▶ _WHAT THIS TASK INVOLVES_:
Go through the entries below and tally each line holding the string "right". Return the number only.

+===+

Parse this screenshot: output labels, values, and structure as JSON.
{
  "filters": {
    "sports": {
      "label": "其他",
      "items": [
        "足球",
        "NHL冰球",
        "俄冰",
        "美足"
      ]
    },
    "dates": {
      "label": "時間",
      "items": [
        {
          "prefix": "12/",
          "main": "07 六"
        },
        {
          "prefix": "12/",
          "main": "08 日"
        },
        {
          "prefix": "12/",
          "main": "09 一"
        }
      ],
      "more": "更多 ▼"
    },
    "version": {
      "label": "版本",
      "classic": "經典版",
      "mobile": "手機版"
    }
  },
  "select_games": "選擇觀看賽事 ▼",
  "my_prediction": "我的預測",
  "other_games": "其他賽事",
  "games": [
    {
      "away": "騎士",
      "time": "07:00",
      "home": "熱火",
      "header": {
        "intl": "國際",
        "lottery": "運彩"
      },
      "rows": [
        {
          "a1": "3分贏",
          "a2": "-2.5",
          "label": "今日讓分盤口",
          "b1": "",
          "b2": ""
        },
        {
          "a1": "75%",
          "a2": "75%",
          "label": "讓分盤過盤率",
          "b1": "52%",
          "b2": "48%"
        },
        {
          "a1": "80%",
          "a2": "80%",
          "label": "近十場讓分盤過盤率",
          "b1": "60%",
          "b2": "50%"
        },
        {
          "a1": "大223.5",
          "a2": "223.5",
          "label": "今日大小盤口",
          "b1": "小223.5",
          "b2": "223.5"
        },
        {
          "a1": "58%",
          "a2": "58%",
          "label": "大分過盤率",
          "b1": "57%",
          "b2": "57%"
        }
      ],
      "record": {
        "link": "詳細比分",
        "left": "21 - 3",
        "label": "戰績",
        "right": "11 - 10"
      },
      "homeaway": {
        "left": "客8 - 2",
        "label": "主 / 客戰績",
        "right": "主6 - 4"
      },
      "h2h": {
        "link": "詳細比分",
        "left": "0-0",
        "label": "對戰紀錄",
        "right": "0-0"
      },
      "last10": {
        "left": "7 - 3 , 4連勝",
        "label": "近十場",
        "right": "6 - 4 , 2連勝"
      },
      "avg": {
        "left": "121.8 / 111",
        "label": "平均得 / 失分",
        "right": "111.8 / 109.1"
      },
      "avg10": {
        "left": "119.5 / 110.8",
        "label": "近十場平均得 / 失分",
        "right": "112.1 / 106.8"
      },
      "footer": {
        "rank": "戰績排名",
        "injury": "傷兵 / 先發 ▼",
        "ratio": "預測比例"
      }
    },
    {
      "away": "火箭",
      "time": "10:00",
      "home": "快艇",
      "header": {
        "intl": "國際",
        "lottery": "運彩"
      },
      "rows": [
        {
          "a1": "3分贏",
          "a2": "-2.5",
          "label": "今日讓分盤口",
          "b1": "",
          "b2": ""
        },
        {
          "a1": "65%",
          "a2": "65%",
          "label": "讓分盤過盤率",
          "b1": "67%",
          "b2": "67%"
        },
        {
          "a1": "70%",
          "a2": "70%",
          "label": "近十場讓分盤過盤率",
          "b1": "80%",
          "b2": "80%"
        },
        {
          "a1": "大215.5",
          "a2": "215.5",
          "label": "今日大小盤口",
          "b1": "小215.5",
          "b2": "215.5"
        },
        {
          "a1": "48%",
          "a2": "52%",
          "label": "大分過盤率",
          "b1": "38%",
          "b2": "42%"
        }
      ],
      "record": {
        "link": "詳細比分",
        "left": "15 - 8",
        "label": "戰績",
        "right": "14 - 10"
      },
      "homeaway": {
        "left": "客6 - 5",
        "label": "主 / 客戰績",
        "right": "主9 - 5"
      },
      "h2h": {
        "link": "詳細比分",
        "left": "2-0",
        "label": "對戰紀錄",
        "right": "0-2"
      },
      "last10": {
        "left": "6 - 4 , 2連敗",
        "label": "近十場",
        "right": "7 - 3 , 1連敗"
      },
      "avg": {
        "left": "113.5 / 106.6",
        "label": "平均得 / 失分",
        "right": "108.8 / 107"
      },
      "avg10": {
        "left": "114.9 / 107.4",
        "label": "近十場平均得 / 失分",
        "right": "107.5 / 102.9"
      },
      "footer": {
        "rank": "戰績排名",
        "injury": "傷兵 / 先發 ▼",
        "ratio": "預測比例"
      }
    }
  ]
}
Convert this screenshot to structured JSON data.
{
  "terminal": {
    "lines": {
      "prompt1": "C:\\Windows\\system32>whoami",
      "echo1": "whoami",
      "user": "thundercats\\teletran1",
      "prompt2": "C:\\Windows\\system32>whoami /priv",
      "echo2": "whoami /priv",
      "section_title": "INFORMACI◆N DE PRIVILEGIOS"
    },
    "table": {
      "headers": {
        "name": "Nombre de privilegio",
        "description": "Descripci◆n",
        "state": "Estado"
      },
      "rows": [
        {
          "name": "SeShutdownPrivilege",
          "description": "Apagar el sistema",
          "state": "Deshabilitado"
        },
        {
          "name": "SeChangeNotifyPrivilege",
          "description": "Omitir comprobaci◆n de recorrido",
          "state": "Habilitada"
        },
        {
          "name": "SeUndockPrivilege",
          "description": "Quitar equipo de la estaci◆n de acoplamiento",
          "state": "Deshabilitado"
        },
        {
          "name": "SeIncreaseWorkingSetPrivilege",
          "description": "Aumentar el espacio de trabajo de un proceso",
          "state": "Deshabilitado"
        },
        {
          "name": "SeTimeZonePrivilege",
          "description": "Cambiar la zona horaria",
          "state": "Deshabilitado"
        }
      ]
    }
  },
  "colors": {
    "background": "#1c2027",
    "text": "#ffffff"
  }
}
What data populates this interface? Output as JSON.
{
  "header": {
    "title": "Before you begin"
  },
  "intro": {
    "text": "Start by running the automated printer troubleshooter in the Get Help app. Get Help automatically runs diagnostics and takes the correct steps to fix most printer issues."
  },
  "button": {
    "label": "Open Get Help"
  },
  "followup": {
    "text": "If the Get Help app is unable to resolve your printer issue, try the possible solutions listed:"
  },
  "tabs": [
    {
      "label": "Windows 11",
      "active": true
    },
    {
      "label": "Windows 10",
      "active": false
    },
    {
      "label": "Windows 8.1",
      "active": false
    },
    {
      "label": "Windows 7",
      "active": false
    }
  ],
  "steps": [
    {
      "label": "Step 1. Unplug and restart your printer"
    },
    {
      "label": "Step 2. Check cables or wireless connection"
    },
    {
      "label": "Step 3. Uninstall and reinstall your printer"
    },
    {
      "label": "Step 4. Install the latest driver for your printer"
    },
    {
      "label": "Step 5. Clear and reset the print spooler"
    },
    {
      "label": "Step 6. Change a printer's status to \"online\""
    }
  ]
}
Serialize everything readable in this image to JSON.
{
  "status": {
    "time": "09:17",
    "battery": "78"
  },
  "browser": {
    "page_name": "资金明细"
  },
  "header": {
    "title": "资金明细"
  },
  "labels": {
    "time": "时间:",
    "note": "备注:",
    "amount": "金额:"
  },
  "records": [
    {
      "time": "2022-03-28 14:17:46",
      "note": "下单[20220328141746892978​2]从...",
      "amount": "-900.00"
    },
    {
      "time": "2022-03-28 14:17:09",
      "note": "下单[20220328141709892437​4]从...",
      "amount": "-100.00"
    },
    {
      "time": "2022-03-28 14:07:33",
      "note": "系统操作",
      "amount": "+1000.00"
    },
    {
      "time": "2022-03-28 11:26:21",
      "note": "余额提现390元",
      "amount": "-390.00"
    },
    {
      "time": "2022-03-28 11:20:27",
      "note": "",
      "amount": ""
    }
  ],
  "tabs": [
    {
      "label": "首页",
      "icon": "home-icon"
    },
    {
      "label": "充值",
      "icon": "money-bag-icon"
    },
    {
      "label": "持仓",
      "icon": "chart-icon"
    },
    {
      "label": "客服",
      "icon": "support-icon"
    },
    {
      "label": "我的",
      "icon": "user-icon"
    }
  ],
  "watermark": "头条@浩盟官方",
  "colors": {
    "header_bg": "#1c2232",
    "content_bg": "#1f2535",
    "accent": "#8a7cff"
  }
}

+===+

▶ _RESPONSE_:
12